When I woke up in the recovery room, my GI doctor was standing there holding several photographs of my stomach and colon. He had found more than 100 polyps embedded in my colon. Even more concerning, one of the polyps caused an 80 percent blockage in my transverse colon.
My doctor was already suspicious that something was wrong because I had mysteriously lost 14 pounds. And now, my coloscopy revealed this concerning reality, and my doctor ordered a DNA test and said I would probably need an ostomy, a surgically created opening in your abdomen that allows waste or urine to leave your body.
News from genetic counselor
Later, a genetic counselor told me the results of my test: I had Attenuated Familial Adenomatous Polyposis (AFAP), a rare genetic condition which significantly increases the chance of colon cancer and impacts an estimated .03 percent of the global population.
As a result, my doctor scheduled me for the ostomy.
Absorbing all of this news, I was shocked and concerned. But I quickly realized that all of this was out of my hands. I needed to trust the doctors and especially the Great Physician.
How Dan “Dry Dock” Shockley found hope, strength and peace
I have always believed that my life is in God’s hands and that there is reason for everything that happens. I grew up going to church there were several events in my early life that influenced me to give my life to God.
When I faced colon cancer and AFAP, my faith gave me hope. I felt a peace and calm, even when my circumstances were anything but calm.
In the Bible the book of Hebrews says faith is believing in what you can’t see. It’s like looking out the window and seeing the branches swaying. You can’t see the breeze, but you can see the effect of it.
And in my situation, I could see the effect of how God had orchestrated events that helped save my life: early detection and all of the medical professionals who helped me.
I had faith that I was going to overcome this adversity.
The biggest hurdle I faced was the ostomy surgery, which took more than six hours, zapped my energy and changed my body.
When I woke up, I had a nine-inch incision midline in my abdominal area.
The doctors speculate that I already developed stage 0 cancer but removing my colon and all of the associated lymph nodes, I was now cancer free.
I was sitting there in a hospital bed at a 45-degree angle for several days. I knew I would recover, but it was going to take some time.
Adapting to my ostomy
The next hurdle was learning how to adapt to life as an ostomate (check out his follow up story Hope for Ostomates).
I experienced lifestyle changes like, needing to plan ahead. I eat several small meals per day instead of the normal three. If I go on a road trip, I have to make sure I eat or drink ahead of time, otherwise I may need to stop and empty my pouch.
I do almost all of the things I did before I became an ostomate, which is great, including playing baseball. And I think attitude has a lot to do the quality of life I still enjoy.
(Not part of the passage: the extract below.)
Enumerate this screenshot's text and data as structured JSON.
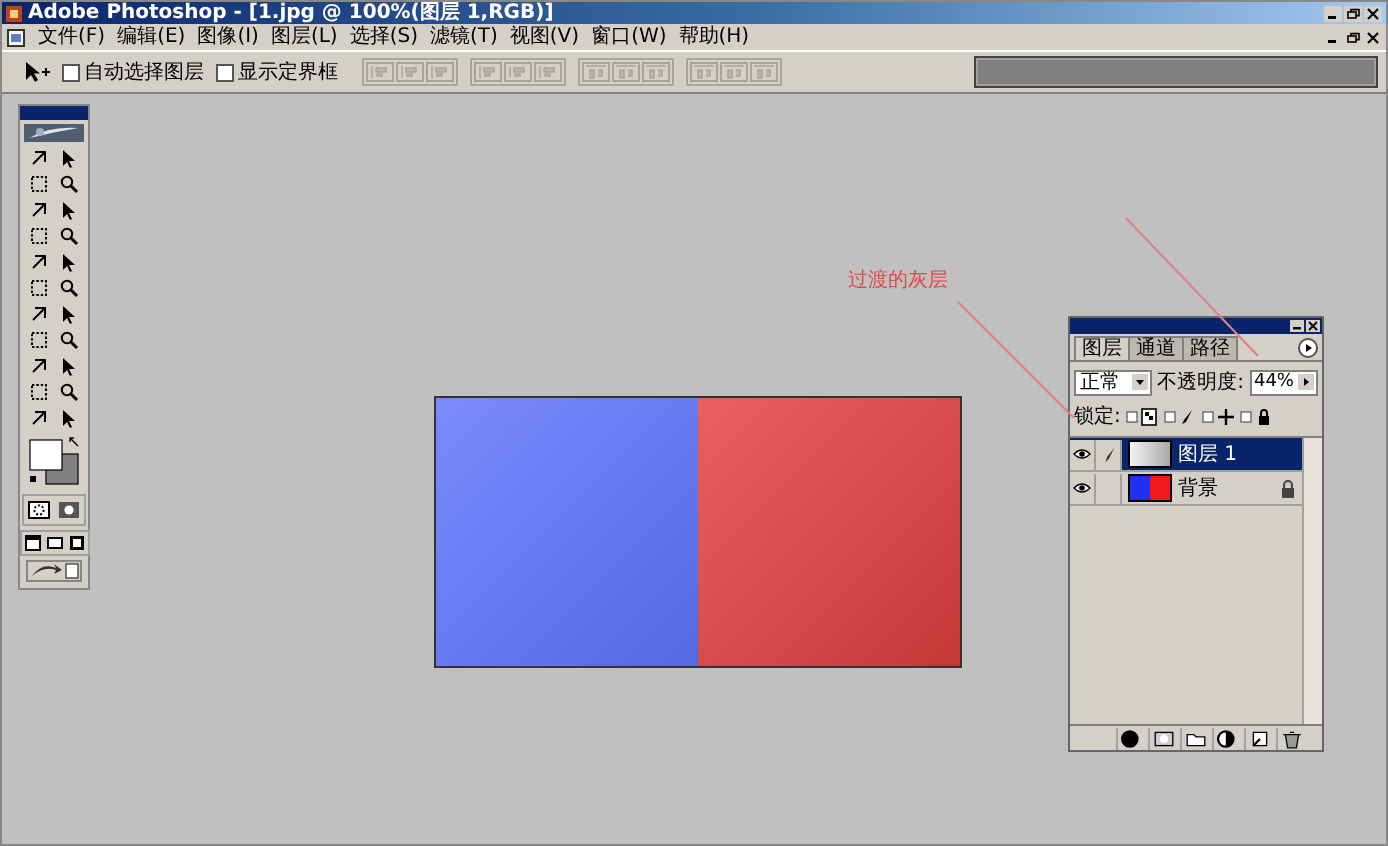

Dan “Dry Dock” Shockley’s new mission
My life has been transformed as a result of my diagnosis. As a Navy veteran, I know what it is like to be on a mission. I have become an advocate for hereditary colon cancer and ostomy awareness, something that would never have happened if I had not experienced it myself.
I want to educate the world about my hereditary colon cancer syndrome and importance of early detection, continuing the legacy of Dr. Henry T. Lynch.
I like acronyms and here’s one I created as alternative for AFAP: Always Forge Ahead with a Purpose.
This message resonates deeply with me, because whatever happens, I think all we need to forge ahead and to adapt and be positive.
My vision is to share my story as a source of inspiration and encouragement to people in hopes of saving lives. Everyone has the opportunity to make the important choice about getting medical checkups. It’s their decision.
It was my decision to get a colonoscopy that saved my life through early detection. And it was also my decision to begin a relationship with God, which gives me hope.
I believe both of these decisions are critical for people.
They certainly have been for me.
If you would like to learn more about to begin a relationship with God, read Knowing God Personally.
For more help with finding strength outside of yourself, read Asking God for Help.